■ What this task involves
Every entry must appear in the answer exactly as written.
(Exercise input begins)
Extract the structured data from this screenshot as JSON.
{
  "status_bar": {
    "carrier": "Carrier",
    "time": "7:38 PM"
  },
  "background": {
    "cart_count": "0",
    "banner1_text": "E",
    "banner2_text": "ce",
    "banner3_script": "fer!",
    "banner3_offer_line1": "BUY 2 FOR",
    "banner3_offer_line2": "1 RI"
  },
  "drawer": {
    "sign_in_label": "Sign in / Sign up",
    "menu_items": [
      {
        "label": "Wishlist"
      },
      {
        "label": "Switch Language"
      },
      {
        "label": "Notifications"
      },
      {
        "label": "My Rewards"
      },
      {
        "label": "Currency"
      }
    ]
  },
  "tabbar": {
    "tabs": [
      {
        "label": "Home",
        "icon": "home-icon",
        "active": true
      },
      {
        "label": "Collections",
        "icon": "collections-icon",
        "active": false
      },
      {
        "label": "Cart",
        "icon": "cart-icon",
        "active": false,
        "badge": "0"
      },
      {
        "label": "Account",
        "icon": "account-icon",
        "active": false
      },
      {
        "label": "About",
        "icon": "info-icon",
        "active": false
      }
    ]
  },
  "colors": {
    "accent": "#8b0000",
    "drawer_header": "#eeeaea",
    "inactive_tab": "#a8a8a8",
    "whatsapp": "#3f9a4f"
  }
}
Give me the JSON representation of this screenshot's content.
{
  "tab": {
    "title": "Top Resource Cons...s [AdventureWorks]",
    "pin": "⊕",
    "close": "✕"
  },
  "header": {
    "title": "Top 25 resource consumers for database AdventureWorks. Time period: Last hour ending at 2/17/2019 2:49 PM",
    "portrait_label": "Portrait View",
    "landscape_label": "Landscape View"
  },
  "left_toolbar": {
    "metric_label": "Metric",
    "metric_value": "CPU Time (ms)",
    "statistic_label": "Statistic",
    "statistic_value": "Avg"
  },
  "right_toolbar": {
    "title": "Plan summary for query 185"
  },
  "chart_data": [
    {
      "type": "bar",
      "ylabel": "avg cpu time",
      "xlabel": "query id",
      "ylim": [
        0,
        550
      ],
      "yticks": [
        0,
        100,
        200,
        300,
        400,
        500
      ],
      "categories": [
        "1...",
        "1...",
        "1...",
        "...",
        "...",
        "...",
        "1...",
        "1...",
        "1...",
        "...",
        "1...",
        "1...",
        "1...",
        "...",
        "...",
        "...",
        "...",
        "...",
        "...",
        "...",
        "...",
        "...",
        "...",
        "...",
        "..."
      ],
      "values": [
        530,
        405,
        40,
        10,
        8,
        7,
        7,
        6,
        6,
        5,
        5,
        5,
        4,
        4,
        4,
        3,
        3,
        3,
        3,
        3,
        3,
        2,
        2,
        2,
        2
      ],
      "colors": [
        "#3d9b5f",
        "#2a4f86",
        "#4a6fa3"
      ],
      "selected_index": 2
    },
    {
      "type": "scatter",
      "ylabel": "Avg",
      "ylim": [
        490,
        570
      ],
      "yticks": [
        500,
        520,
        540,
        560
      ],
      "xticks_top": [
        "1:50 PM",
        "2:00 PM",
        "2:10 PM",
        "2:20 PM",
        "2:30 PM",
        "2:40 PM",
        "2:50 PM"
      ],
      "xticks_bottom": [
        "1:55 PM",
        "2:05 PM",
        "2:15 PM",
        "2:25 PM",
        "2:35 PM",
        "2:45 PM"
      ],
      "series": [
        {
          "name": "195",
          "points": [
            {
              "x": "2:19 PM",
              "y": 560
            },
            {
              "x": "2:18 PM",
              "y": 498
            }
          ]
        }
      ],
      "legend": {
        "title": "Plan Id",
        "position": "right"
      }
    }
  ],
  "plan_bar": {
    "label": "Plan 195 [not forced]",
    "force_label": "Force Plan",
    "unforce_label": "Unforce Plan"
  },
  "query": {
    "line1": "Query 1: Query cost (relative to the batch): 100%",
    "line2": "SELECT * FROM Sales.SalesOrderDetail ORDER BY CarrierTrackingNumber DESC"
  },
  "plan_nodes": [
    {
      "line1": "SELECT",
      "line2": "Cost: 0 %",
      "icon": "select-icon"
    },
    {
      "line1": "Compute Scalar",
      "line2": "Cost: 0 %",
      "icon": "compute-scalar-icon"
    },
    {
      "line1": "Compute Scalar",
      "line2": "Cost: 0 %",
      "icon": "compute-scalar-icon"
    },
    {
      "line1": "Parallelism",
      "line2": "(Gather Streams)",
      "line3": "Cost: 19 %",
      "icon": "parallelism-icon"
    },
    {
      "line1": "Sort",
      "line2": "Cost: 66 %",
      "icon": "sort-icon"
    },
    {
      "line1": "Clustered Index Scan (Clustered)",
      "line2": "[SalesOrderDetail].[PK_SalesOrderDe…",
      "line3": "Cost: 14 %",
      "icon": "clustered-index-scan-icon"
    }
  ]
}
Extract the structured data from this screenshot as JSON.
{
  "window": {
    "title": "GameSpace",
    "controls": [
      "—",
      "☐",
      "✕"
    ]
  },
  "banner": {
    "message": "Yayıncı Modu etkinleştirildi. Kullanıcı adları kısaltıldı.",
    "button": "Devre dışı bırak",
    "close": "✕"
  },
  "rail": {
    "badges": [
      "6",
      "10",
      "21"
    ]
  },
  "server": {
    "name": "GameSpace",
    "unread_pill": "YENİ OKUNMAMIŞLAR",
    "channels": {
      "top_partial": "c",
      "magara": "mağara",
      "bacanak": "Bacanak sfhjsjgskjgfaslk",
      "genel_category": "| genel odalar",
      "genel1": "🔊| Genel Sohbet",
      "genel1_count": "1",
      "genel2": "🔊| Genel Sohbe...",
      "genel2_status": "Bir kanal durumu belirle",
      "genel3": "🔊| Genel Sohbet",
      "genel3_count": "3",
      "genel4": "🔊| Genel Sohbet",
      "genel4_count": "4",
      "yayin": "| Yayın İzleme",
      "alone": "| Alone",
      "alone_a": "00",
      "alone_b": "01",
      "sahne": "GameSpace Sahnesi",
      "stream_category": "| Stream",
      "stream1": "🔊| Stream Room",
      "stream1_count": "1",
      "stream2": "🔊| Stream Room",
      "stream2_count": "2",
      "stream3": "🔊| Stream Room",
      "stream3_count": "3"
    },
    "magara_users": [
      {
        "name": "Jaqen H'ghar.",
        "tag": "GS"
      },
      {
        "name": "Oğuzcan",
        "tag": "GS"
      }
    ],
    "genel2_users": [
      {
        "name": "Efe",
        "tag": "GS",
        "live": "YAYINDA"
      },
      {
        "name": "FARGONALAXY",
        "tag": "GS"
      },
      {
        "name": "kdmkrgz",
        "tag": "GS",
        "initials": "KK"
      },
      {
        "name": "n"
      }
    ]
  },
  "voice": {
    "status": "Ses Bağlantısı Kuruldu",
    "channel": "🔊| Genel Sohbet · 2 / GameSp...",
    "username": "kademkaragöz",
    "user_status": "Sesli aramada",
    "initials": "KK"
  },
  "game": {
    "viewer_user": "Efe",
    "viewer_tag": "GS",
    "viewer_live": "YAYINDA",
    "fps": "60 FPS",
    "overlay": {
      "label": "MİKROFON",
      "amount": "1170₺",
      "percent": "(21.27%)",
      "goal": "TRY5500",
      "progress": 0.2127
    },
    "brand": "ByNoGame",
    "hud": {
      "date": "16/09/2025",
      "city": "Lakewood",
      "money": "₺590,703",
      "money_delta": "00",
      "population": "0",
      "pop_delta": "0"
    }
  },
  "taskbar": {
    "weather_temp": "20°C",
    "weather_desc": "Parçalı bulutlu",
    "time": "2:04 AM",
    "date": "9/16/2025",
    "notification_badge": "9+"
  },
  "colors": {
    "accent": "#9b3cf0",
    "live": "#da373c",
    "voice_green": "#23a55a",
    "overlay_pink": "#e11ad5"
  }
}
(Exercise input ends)
■ Output for this task
Extract the structured data from this screenshot as JSON.
{
  "status_bar": {
    "carrier": "Carrier",
    "time": "7:38 PM"
  },
  "background": {
    "cart_count": "0",
    "banner1_text": "E",
    "banner2_text": "ce",
    "banner3_script": "fer!",
    "banner3_offer_line1": "BUY 2 FOR",
    "banner3_offer_line2": "1 RI"
  },
  "drawer": {
    "sign_in_label": "Sign in / Sign up",
    "menu_items": [
      {
        "label": "Wishlist"
      },
      {
        "label": "Switch Language"
      },
      {
        "label": "Notifications"
      },
      {
        "label": "My Rewards"
      },
      {
        "label": "Currency"
      }
    ]
  },
  "tabbar": {
    "tabs": [
      {
        "label": "Home",
        "icon": "home-icon",
        "active": true
      },
      {
        "label": "Collections",
        "icon": "collections-icon",
        "active": false
      },
      {
        "label": "Cart",
        "icon": "cart-icon",
        "active": false,
        "badge": "0"
      },
      {
        "label": "Account",
        "icon": "account-icon",
        "active": false
      },
      {
        "label": "About",
        "icon": "info-icon",
        "active": false
      }
    ]
  },
  "colors": {
    "accent": "#8b0000",
    "drawer_header": "#eeeaea",
    "inactive_tab": "#a8a8a8",
    "whatsapp": "#3f9a4f"
  }
}
Give me the JSON representation of this screenshot's content.
{
  "tab": {
    "title": "Top Resource Cons...s [AdventureWorks]",
    "pin": "⊕",
    "close": "✕"
  },
  "header": {
    "title": "Top 25 resource consumers for database AdventureWorks. Time period: Last hour ending at 2/17/2019 2:49 PM",
    "portrait_label": "Portrait View",
    "landscape_label": "Landscape View"
  },
  "left_toolbar": {
    "metric_label": "Metric",
    "metric_value": "CPU Time (ms)",
    "statistic_label": "Statistic",
    "statistic_value": "Avg"
  },
  "right_toolbar": {
    "title": "Plan summary for query 185"
  },
  "chart_data": [
    {
      "type": "bar",
      "ylabel": "avg cpu time",
      "xlabel": "query id",
      "ylim": [
        0,
        550
      ],
      "yticks": [
        0,
        100,
        200,
        300,
        400,
        500
      ],
      "categories": [
        "1...",
        "1...",
        "1...",
        "...",
        "...",
        "...",
        "1...",
        "1...",
        "1...",
        "...",
        "1...",
        "1...",
        "1...",
        "...",
        "...",
        "...",
        "...",
        "...",
        "...",
        "...",
        "...",
        "...",
        "...",
        "...",
        "..."
      ],
      "values": [
        530,
        405,
        40,
        10,
        8,
        7,
        7,
        6,
        6,
        5,
        5,
        5,
        4,
        4,
        4,
        3,
        3,
        3,
        3,
        3,
        3,
        2,
        2,
        2,
        2
      ],
      "colors": [
        "#3d9b5f",
        "#2a4f86",
        "#4a6fa3"
      ],
      "selected_index": 2
    },
    {
      "type": "scatter",
      "ylabel": "Avg",
      "ylim": [
        490,
        570
      ],
      "yticks": [
        500,
        520,
        540,
        560
      ],
      "xticks_top": [
        "1:50 PM",
        "2:00 PM",
        "2:10 PM",
        "2:20 PM",
        "2:30 PM",
        "2:40 PM",
        "2:50 PM"
      ],
      "xticks_bottom": [
        "1:55 PM",
        "2:05 PM",
        "2:15 PM",
        "2:25 PM",
        "2:35 PM",
        "2:45 PM"
      ],
      "series": [
        {
          "name": "195",
          "points": [
            {
              "x": "2:19 PM",
              "y": 560
            },
            {
              "x": "2:18 PM",
              "y": 498
            }
          ]
        }
      ],
      "legend": {
        "title": "Plan Id",
        "position": "right"
      }
    }
  ],
  "plan_bar": {
    "label": "Plan 195 [not forced]",
    "force_label": "Force Plan",
    "unforce_label": "Unforce Plan"
  },
  "query": {
    "line1": "Query 1: Query cost (relative to the batch): 100%",
    "line2": "SELECT * FROM Sales.SalesOrderDetail ORDER BY CarrierTrackingNumber DESC"
  },
  "plan_nodes": [
    {
      "line1": "SELECT",
      "line2": "Cost: 0 %",
      "icon": "select-icon"
    },
    {
      "line1": "Compute Scalar",
      "line2": "Cost: 0 %",
      "icon": "compute-scalar-icon"
    },
    {
      "line1": "Compute Scalar",
      "line2": "Cost: 0 %",
      "icon": "compute-scalar-icon"
    },
    {
      "line1": "Parallelism",
      "line2": "(Gather Streams)",
      "line3": "Cost: 19 %",
      "icon": "parallelism-icon"
    },
    {
      "line1": "Sort",
      "line2": "Cost: 66 %",
      "icon": "sort-icon"
    },
    {
      "line1": "Clustered Index Scan (Clustered)",
      "line2": "[SalesOrderDetail].[PK_SalesOrderDe…",
      "line3": "Cost: 14 %",
      "icon": "clustered-index-scan-icon"
    }
  ]
}
Extract the structured data from this screenshot as JSON.
{
  "window": {
    "title": "GameSpace",
    "controls": [
      "—",
      "☐",
      "✕"
    ]
  },
  "banner": {
    "message": "Yayıncı Modu etkinleştirildi. Kullanıcı adları kısaltıldı.",
    "button": "Devre dışı bırak",
    "close": "✕"
  },
  "rail": {
    "badges": [
      "6",
      "10",
      "21"
    ]
  },
  "server": {
    "name": "GameSpace",
    "unread_pill": "YENİ OKUNMAMIŞLAR",
    "channels": {
      "top_partial": "c",
      "magara": "mağara",
      "bacanak": "Bacanak sfhjsjgskjgfaslk",
      "genel_category": "| genel odalar",
      "genel1": "🔊| Genel Sohbet",
      "genel1_count": "1",
      "genel2": "🔊| Genel Sohbe...",
      "genel2_status": "Bir kanal durumu belirle",
      "genel3": "🔊| Genel Sohbet",
      "genel3_count": "3",
      "genel4": "🔊| Genel Sohbet",
      "genel4_count": "4",
      "yayin": "| Yayın İzleme",
      "alone": "| Alone",
      "alone_a": "00",
      "alone_b": "01",
      "sahne": "GameSpace Sahnesi",
      "stream_category": "| Stream",
      "stream1": "🔊| Stream Room",
      "stream1_count": "1",
      "stream2": "🔊| Stream Room",
      "stream2_count": "2",
      "stream3": "🔊| Stream Room",
      "stream3_count": "3"
    },
    "magara_users": [
      {
        "name": "Jaqen H'ghar.",
        "tag": "GS"
      },
      {
        "name": "Oğuzcan",
        "tag": "GS"
      }
    ],
    "genel2_users": [
      {
        "name": "Efe",
        "tag": "GS",
        "live": "YAYINDA"
      },
      {
        "name": "FARGONALAXY",
        "tag": "GS"
      },
      {
        "name": "kdmkrgz",
        "tag": "GS",
        "initials": "KK"
      },
      {
        "name": "n"
      }
    ]
  },
  "voice": {
    "status": "Ses Bağlantısı Kuruldu",
    "channel": "🔊| Genel Sohbet · 2 / GameSp...",
    "username": "kademkaragöz",
    "user_status": "Sesli aramada",
    "initials": "KK"
  },
  "game": {
    "viewer_user": "Efe",
    "viewer_tag": "GS",
    "viewer_live": "YAYINDA",
    "fps": "60 FPS",
    "overlay": {
      "label": "MİKROFON",
      "amount": "1170₺",
      "percent": "(21.27%)",
      "goal": "TRY5500",
      "progress": 0.2127
    },
    "brand": "ByNoGame",
    "hud": {
      "date": "16/09/2025",
      "city": "Lakewood",
      "money": "₺590,703",
      "money_delta": "00",
      "population": "0",
      "pop_delta": "0"
    }
  },
  "taskbar": {
    "weather_temp": "20°C",
    "weather_desc": "Parçalı bulutlu",
    "time": "2:04 AM",
    "date": "9/16/2025",
    "notification_badge": "9+"
  },
  "colors": {
    "accent": "#9b3cf0",
    "live": "#da373c",
    "voice_green": "#23a55a",
    "overlay_pink": "#e11ad5"
  }
}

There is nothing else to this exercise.